By: Lore Croghan
May 14th, 2004
A Bronx church is telling the tenant of a building it owns near Ground Zero, “No dough – so it’s time to go.”
St. Peter’s Church is moving to evict Alan Silver from 88 Chambers St. Their dispute dates back to the dark days after Sept. 11, when his store Candy World sat behind soldiers’ barricades for a month.
The conflict was never resolved – so Silver hasn’t paid rent in almost two years. He’s one of hundreds of downtown business owners still struggling after the 2001 terrorist attacks. A group he belongs to, called From the Ground Up, has seen nearly 200 member businesses shut down in his neighborhood.
The church is selling the small five-story building where Candy World is located to developer Joseph Sabbagh for $2.5 million, and wants Silver out. He says he’s entitled to first dibs on the property, and could get funding to buy it if given the chance.
Both sides feel mistreated. Silver thinks his landlord – a church – should show some compassion.
“I don’t really understand the unfairness of this,” he said. “After 9/11, churches from all over the country came down here to help.”
St. Peter’s lawyer thinks Silver is impeding church efforts to raise much-needed funds. He’s facing eviction in sale of bldg. St. Peter’s Church in the Bronx has been battling Candy World owner Alan Silver since 2001 terrorist attack.
“If he were a decent man, he wouldn’t put the church through this,” said attorney Gerald Ross.
But beyond the angry accusations, there appear to be no villains here – just people who are anxious because money’s tight.
Silver’s got a wife and three small children to support. He doesn’t know how he’ll make it if he gets tossed off Chambers, where he’s worked for 30 years. St. Peter’s is a working-class parish whose rector, the Rev. Marsha Bacon Glover, is a corporate lawyer turned Episcopal priest. The lower Manhattan property was deeded to it in 1811, to serve as a source of income.

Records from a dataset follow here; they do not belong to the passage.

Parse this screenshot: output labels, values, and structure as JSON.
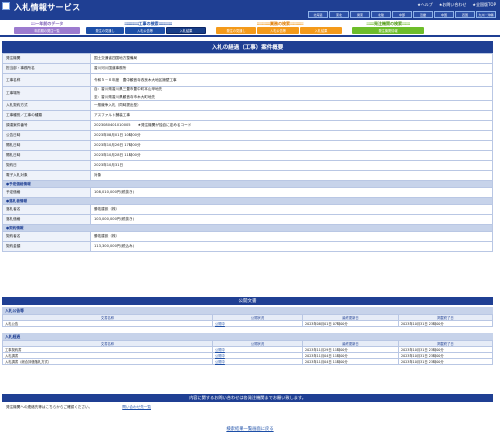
{
  "header": {
    "title": "入札情報サービス",
    "toplinks": [
      "★ヘルプ",
      "★お問い合わせ",
      "★全国版TOP"
    ],
    "regions": [
      "北海道",
      "東北",
      "関東",
      "北陸",
      "中部",
      "近畿",
      "中国",
      "四国",
      "九州・沖縄"
    ]
  },
  "categories": {
    "prev": {
      "title": "一年前のデータ",
      "buttons": [
        "年前期の発注一覧"
      ]
    },
    "koji": {
      "title": "工事の検索",
      "buttons": [
        "発注の見通し",
        "入札公告等",
        "入札結果"
      ]
    },
    "gyomu": {
      "title": "業務の検索",
      "buttons": [
        "発注の見通し",
        "入札公告等",
        "入札結果"
      ]
    },
    "hatchu": {
      "title": "発注機関の検索",
      "buttons": [
        "発注機関情報"
      ]
    }
  },
  "detail": {
    "title": "入札の経過（工事）案件概要",
    "rows": [
      {
        "label": "発注機関",
        "value": "国土交通省四国地方整備局"
      },
      {
        "label": "担当部・事務所名",
        "value": "香川河川国道事務所"
      },
      {
        "label": "工事名称",
        "value": "令和５－６年度　豊中観音寺改良木大地区擁壁工事"
      },
      {
        "label": "工事場所",
        "value": "自：香川県香川県三豊市豊中町本山甲地先",
        "value2": "至：香川県香川県観音寺市木大町地先"
      },
      {
        "label": "入札契約方式",
        "value": "一般競争入札（同時提出型）"
      },
      {
        "label": "工事種別／工事の種類",
        "value": "アスファルト舗装工事"
      },
      {
        "label": "調達案件番号",
        "value": "2023080401010005　　★発注機関が独自に定めるコード"
      },
      {
        "label": "公告日時",
        "value": "2023年08月01日 10時00分"
      },
      {
        "label": "開札日時",
        "value": "2023年10月26日 17時00分"
      },
      {
        "label": "開札日時",
        "value": "2023年10月28日 11時00分"
      },
      {
        "label": "契約日",
        "value": "2023年10月31日"
      },
      {
        "label": "電子入札対象",
        "value": "対象"
      }
    ],
    "section1": "●予定価格情報",
    "rows1": [
      {
        "label": "予定価格",
        "value": "108,010,000円(税抜き)"
      }
    ],
    "section2": "●落札者情報",
    "rows2": [
      {
        "label": "落札者名",
        "value": "勝佑建設（株）"
      },
      {
        "label": "落札価格",
        "value": "103,000,000円(税抜き)"
      }
    ],
    "section3": "●契約情報",
    "rows3": [
      {
        "label": "契約者名",
        "value": "勝佑建設（株）"
      },
      {
        "label": "契約金額",
        "value": "113,300,000円(税込み)"
      }
    ]
  },
  "docs": {
    "title": "公開文書",
    "sec1": "入札公告等",
    "headers": [
      "文書名称",
      "公開状況",
      "最終更新日",
      "掲載終了日"
    ],
    "rows1": [
      [
        "入札公告",
        "公開中",
        "2023年08月01日 07時00分",
        "2023年10月31日 23時00分"
      ]
    ],
    "sec2": "入札経過",
    "rows2": [
      [
        "工事契約書",
        "公開中",
        "2023年11月29日 11時00分",
        "2023年10月31日 23時00分"
      ],
      [
        "入札調書",
        "公開中",
        "2023年11月04日 11時00分",
        "2023年10月31日 23時00分"
      ],
      [
        "入札調書（総合評価落札方式）",
        "公開中",
        "2023年11月04日 11時00分",
        "2023年10月31日 23時00分"
      ]
    ]
  },
  "contact": {
    "title": "内容に関するお問い合わせは各発注機関までお願い致します。",
    "left": "発注機関への連絡先等はこちらからご確認ください。",
    "link": "問い合わせ先一覧"
  },
  "back_link": "検索結果一覧画面に戻る"
}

The two sides went to a mediator a couple years ago, but to no avail. Silver said the last time he sent the church a rent check, it was returned – so he stopped trying.
When he set out to learn the candy business after losing a garment industry job, he weighed 160 pounds. In six months, he’d taste-tested his way to 220. In the quiet shop where he cooks up treats in big chocolate vats and a nut-roasting machine, he recalled crowds that lined up at lunch – before Sept. 11. Many customers worked at the World Trade Center.
Silver went to city court yesterday with lawyer Adam Leitman Bailey to ask that the eviction case be dismissed. The candyman looked up and noticed another member of From the Ground Up on a bench in front of him. Her landlord is trying to evict her, too.